My dad was nearly convinced because he always thought of me as a sincere student who wouldn’t make such excuses without a valid reason. But my mother put her foot down and urged me to get back to my Chemistry books. I struggled and struggled the entire evening and by 10 pm, I started crying and pleaded to my mother to stop being so adamant. I assured her I will be well prepared by the time the board exams were due. She wouldn’t hear of it. The more I looked at the books, the letters and numbers and diagrams seemed to be floating around me and I couldn’t grasp anything. Oh the drudgery of it! Chemistry was boring beyond comprehension. I just couldn’t get past a single page without my mind travelling to far off places where there was no trace of the dreadful subject. My mother realized this and after she wrapped up her chores for the day, sat with me at the dining table where I was praying hard that I should miraculously fall sick. I tried to make several excuses and told her I was sleepy, hungry and too tired. Nothing got past her. I cried my eyes out because was genuinely scared that I would flunk the exam. She didn’t budge. She sat with me until the wee hours of the morning though the next day was a working day for her ( she was a banker). My eyes were red and my body hot from staying up all night. However, the next morning I went to school and wrote the exam.
When the results were out, I had top marks!!!
I came home and hugged my mother and thanked her for being that stubborn. I would have missed the exam for nothing. My mother is the type who does not believe in giving sermons. She just made sure her children did what they were supposed to do- however boring the task. I learnt how to cook at a very young age. I also learnt how to do all the boring household chores too. Not just me, she made sure my brother learned them as well! How much ever we hated something, she made sure we sat through it. What we did not realize back then was that, she was consistently and painstakingly building discipline into our system.
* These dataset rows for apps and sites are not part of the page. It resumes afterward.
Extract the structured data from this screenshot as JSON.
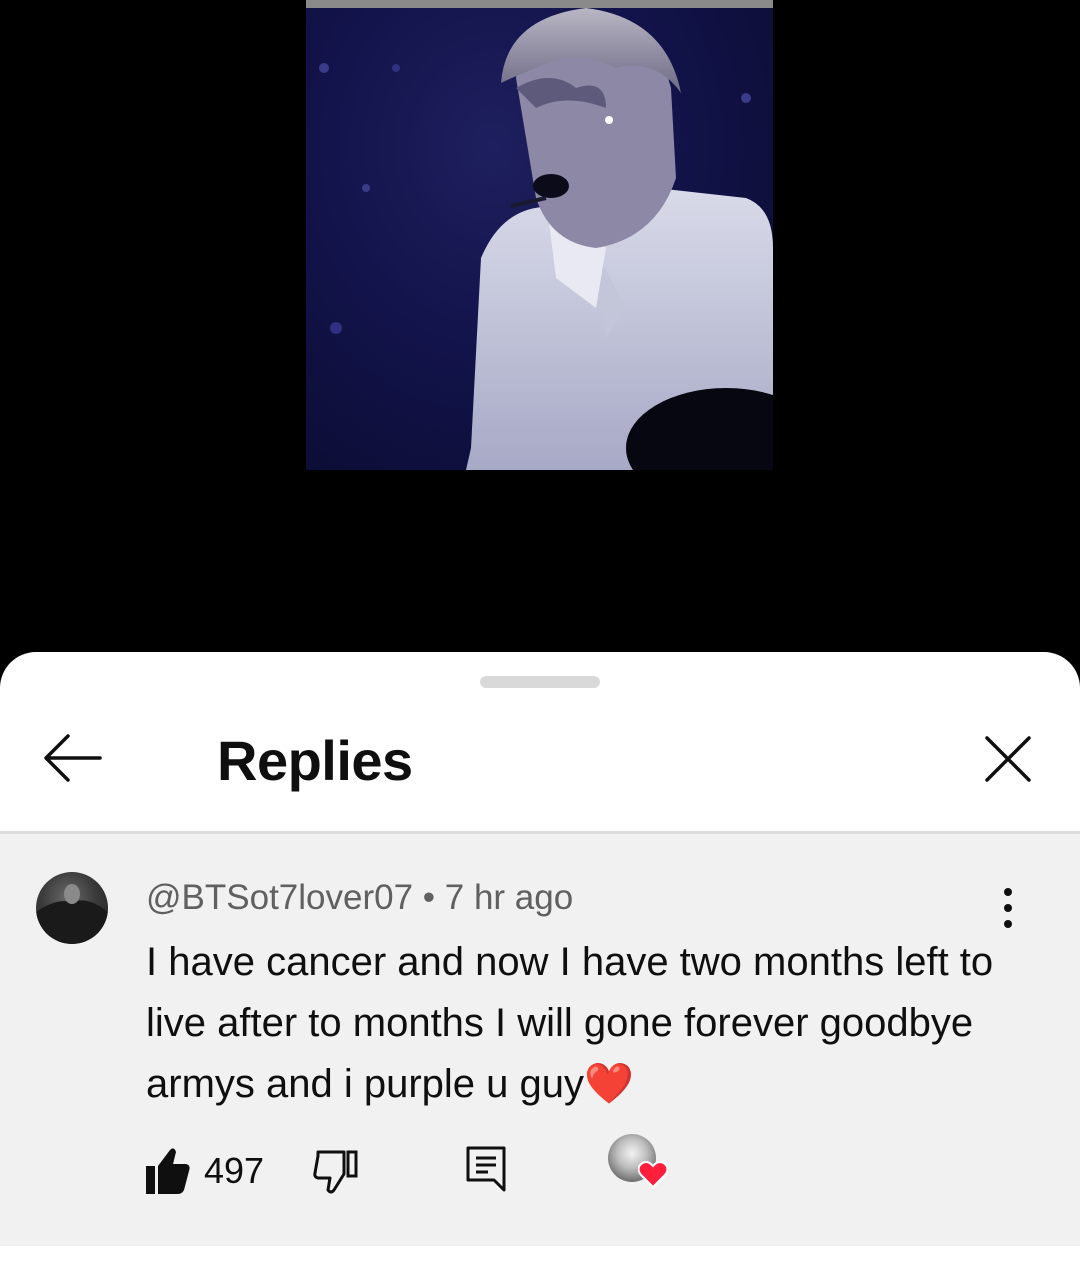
{
  "sheet": {
    "title": "Replies"
  },
  "comment": {
    "author": "@BTSot7lover07",
    "separator": " • ",
    "time": "7 hr ago",
    "text": "I have cancer and now I have two months left to live after to months I will gone forever goodbye armys and i purple u guy",
    "emoji": "❤️",
    "likes": "497"
  },
  "icons": {
    "back": "arrow-left-icon",
    "close": "close-icon",
    "more": "more-vert-icon",
    "like": "thumb-up-filled-icon",
    "dislike": "thumb-down-outline-icon",
    "reply": "comment-icon",
    "creator_heart": "creator-heart-icon"
  },
  "colors": {
    "heart": "#e21b1b",
    "sheet_bg": "#ffffff",
    "comment_bg": "#f1f1f1",
    "text": "#0f0f0f",
    "meta": "#606060"
  }
}
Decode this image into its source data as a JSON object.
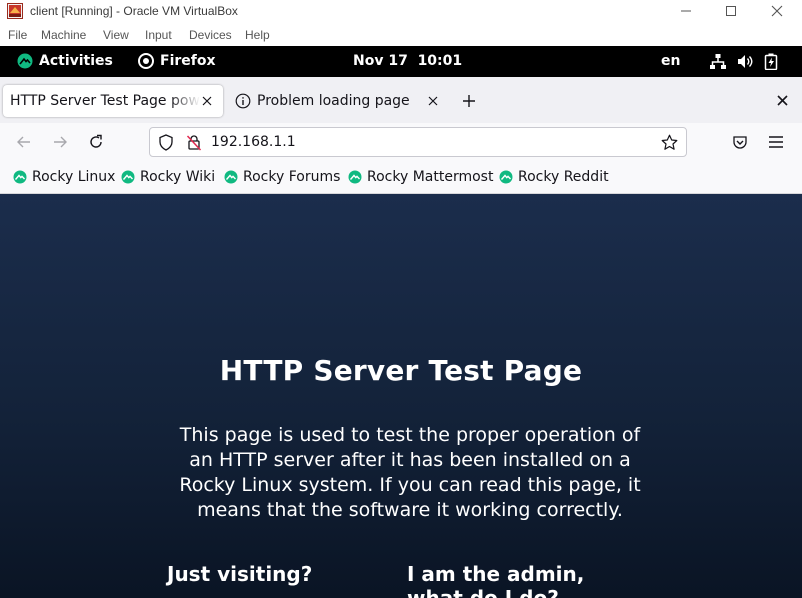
{
  "vbox": {
    "title": "client [Running] - Oracle VM VirtualBox",
    "menu": [
      "File",
      "Machine",
      "View",
      "Input",
      "Devices",
      "Help"
    ]
  },
  "gnome": {
    "activities": "Activities",
    "app": "Firefox",
    "clock": "Nov 17  10:01",
    "lang": "en"
  },
  "tabs": [
    {
      "label": "HTTP Server Test Page powered by Rocky Linux",
      "active": true
    },
    {
      "label": "Problem loading page",
      "active": false
    }
  ],
  "urlbar": {
    "value": "192.168.1.1"
  },
  "bookmarks": [
    "Rocky Linux",
    "Rocky Wiki",
    "Rocky Forums",
    "Rocky Mattermost",
    "Rocky Reddit"
  ],
  "page": {
    "heading_light": "HTTP Server",
    "heading_bold": "Test Page",
    "lead": "This page is used to test the proper operation of an HTTP server after it has been installed on a Rocky Linux system. If you can read this page, it means that the software it working correctly.",
    "col1_heading": "Just visiting?",
    "col2_heading": "I am the admin, what do I do?"
  },
  "colors": {
    "rocky_green": "#10b981",
    "page_bg_top": "#1b2d4c",
    "page_bg_bottom": "#0a1424"
  }
}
If you take something up, do it anyways. Nothing half-done ever does your soul any good. It will keep bothering you. Although years may pass, but that half read book, the unfinished project or that unimplemented idea will be at the back of your head. Nothing goes away ever. Finish it anyways whether you think you like it or not. With every boring yet necessary task you finish, you are cementing your character, making it stronger. She never said any of this personally to us but I understand these lessons from her actions.
When friends and family compliment me about being so disciplined about blogging and writing, I wondered what keeps me going. It is easy to slip out of discipline because nothing is ever mandatory in life. How did I end up being a self-starter? How did I develop this ability to screen out the crap that life throws at me and focus on the task at hand? Well, I have only one person to give that credit to and that is my mother. She made me sit through the boring stuff in life so that I could jump across the treacherous trap of the mundane to get to more interesting and glorious milestones of life. I hope and pray that I have the same patience with my daughter who has 1/10th of my attention span and a million new distractions every day. Parenting is very challenging and as I watch my daughter grow up into her own person with each passing day, I feel nervous about how I am going to instill into her these values that my parents helped me absorb. Thankfully, these days I have them ( my parents) visiting me and all these childhood life-lessons are coming back to me.